The day began with four hours of the new module – physiology. From the very beginning, I was thoroughly enthralled by the material. I was that little child who asked “but whyyy” many times a day and physiology fulfilled that very question.
At 3 pm, a session was held to teach us how to go about preparing an abstract for our summer research project. Not only was it useful for my writing but even more importantly, it had me ruminating on the many different parts of my research projects.
Today I discovered a wonderful aspect of academic medicine – Grand Rounds. We all get the lengthy emails sent every Thursday notifying us of the wide variety of activities Mount Sinai has to offer yet I had never considered the notices about grand rounds to be directed at me, the first year medical student only 1/8th of the way to the MD degree. In last week’s announcement however, the Oncology Grand Rounds on the Role of Autophagy in Lung Cancer caught my eye. Armed with my knowledge from the Molecular Cellular and Genomics course that I just left behind in December, I went to the session held at noon in Seminar Room A in the Hess Center.

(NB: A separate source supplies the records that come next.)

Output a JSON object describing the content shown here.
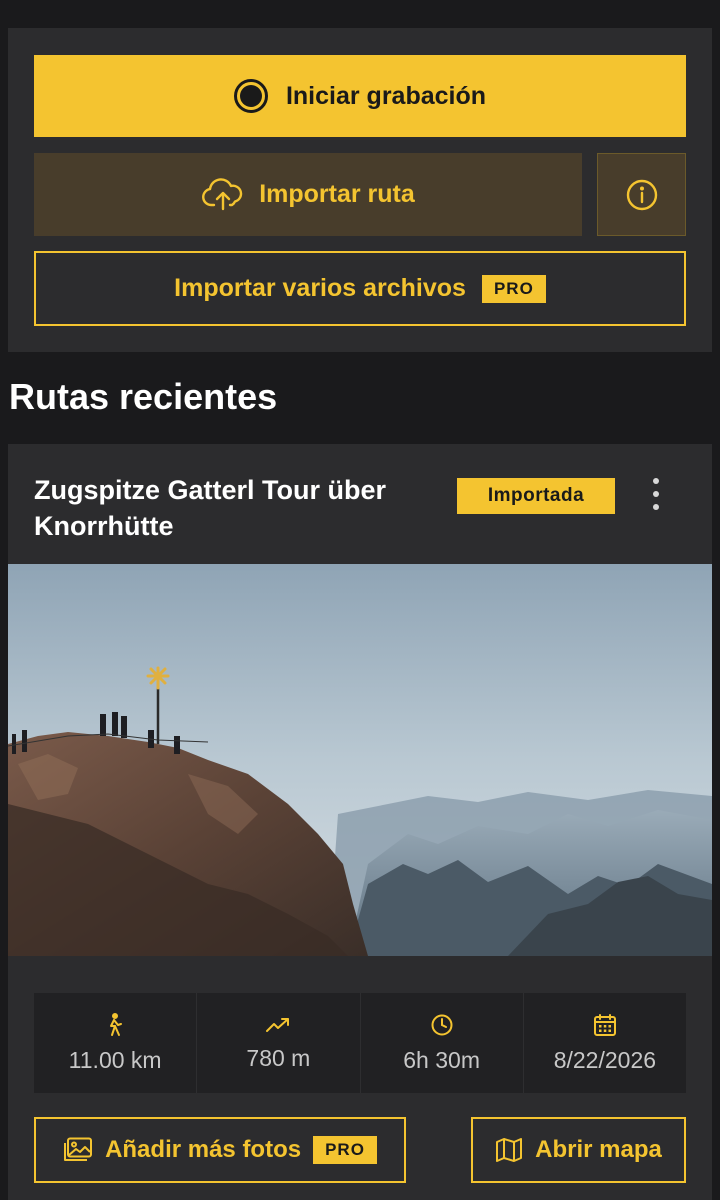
{
  "actions": {
    "record_label": "Iniciar grabación",
    "import_label": "Importar ruta",
    "import_multi_label": "Importar varios archivos",
    "pro_badge": "PRO"
  },
  "recent": {
    "section_title": "Rutas recientes",
    "route": {
      "title": "Zugspitze Gatterl Tour über Knorrhütte",
      "status": "Importada",
      "stats": {
        "distance": "11.00 km",
        "elevation": "780 m",
        "duration": "6h 30m",
        "date": "8/22/2026"
      },
      "add_photos_label": "Añadir más fotos",
      "add_photos_badge": "PRO",
      "open_map_label": "Abrir mapa"
    }
  },
  "colors": {
    "accent": "#f4c430",
    "background": "#1a1a1c",
    "card": "#2c2c2e"
  },
  "icons": [
    "record-icon",
    "cloud-upload-icon",
    "info-icon",
    "more-vertical-icon",
    "hiker-icon",
    "trending-up-icon",
    "clock-icon",
    "calendar-icon",
    "image-icon",
    "map-icon"
  ]
}
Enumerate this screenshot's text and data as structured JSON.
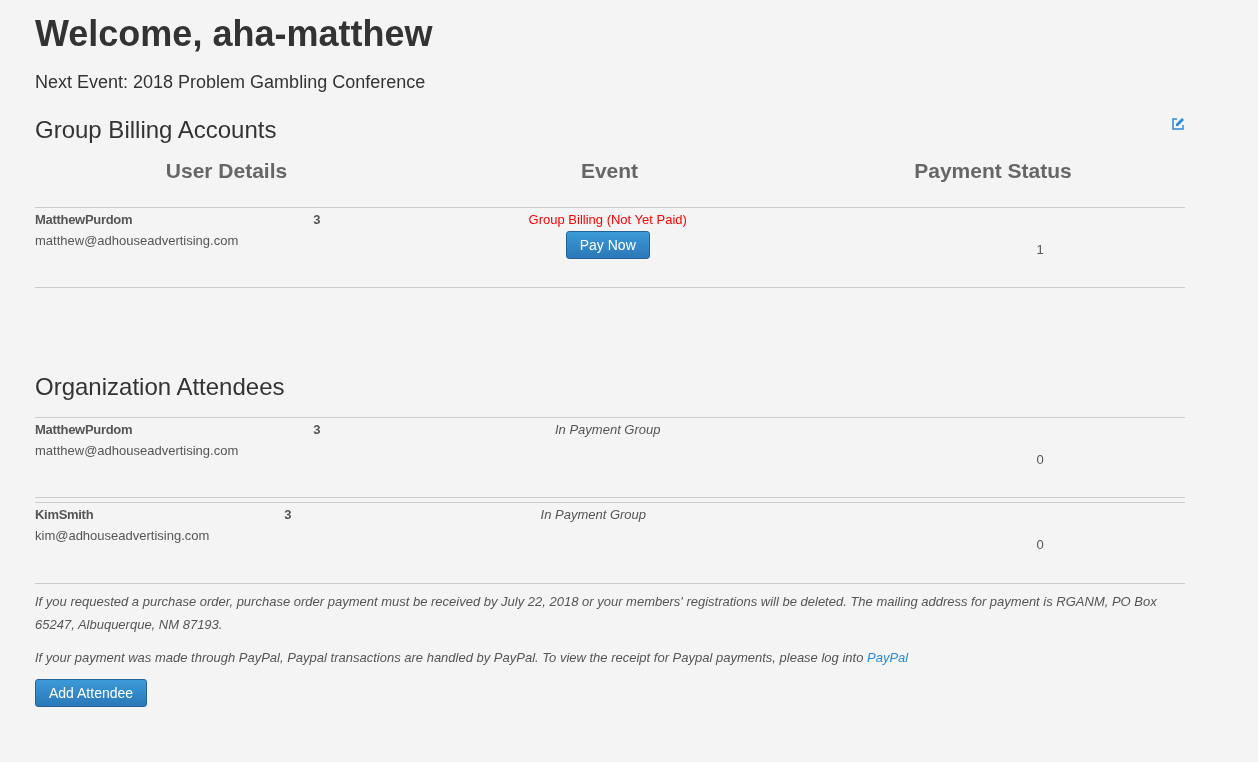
{
  "welcome": "Welcome, aha-matthew",
  "next_event": "Next Event: 2018 Problem Gambling Conference",
  "billing": {
    "title": "Group Billing Accounts",
    "columns": [
      "User Details",
      "Event",
      "Payment Status"
    ],
    "rows": [
      {
        "name": "MatthewPurdom",
        "email": "matthew@adhouseadvertising.com",
        "count": "3",
        "event_status": "Group Billing (Not Yet Paid)",
        "button": "Pay Now",
        "payment_status": "1"
      }
    ]
  },
  "attendees": {
    "title": "Organization Attendees",
    "rows": [
      {
        "name": "MatthewPurdom",
        "email": "matthew@adhouseadvertising.com",
        "count": "3",
        "event_status": "In Payment Group",
        "payment_status": "0"
      },
      {
        "name": "KimSmith",
        "email": "kim@adhouseadvertising.com",
        "count": "3",
        "event_status": "In Payment Group",
        "payment_status": "0"
      }
    ]
  },
  "notes": [
    "If you requested a purchase order, purchase order payment must be received by July 22, 2018 or your members' registrations will be deleted. The mailing address for payment is RGANM, PO Box 65247, Albuquerque, NM 87193."
  ],
  "paypal_note": {
    "text": "If your payment was made through PayPal, Paypal transactions are handled by PayPal. To view the receipt for Paypal payments, please log into",
    "link": "PayPal"
  },
  "add_button": "Add Attendee"
}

Granted, there were several instances where I felt I knew nothing but then they would be followed by moments of illumination, where my classroom experience and medicine in the real world aligned. Grand rounds have since become one of my favorite pastimes.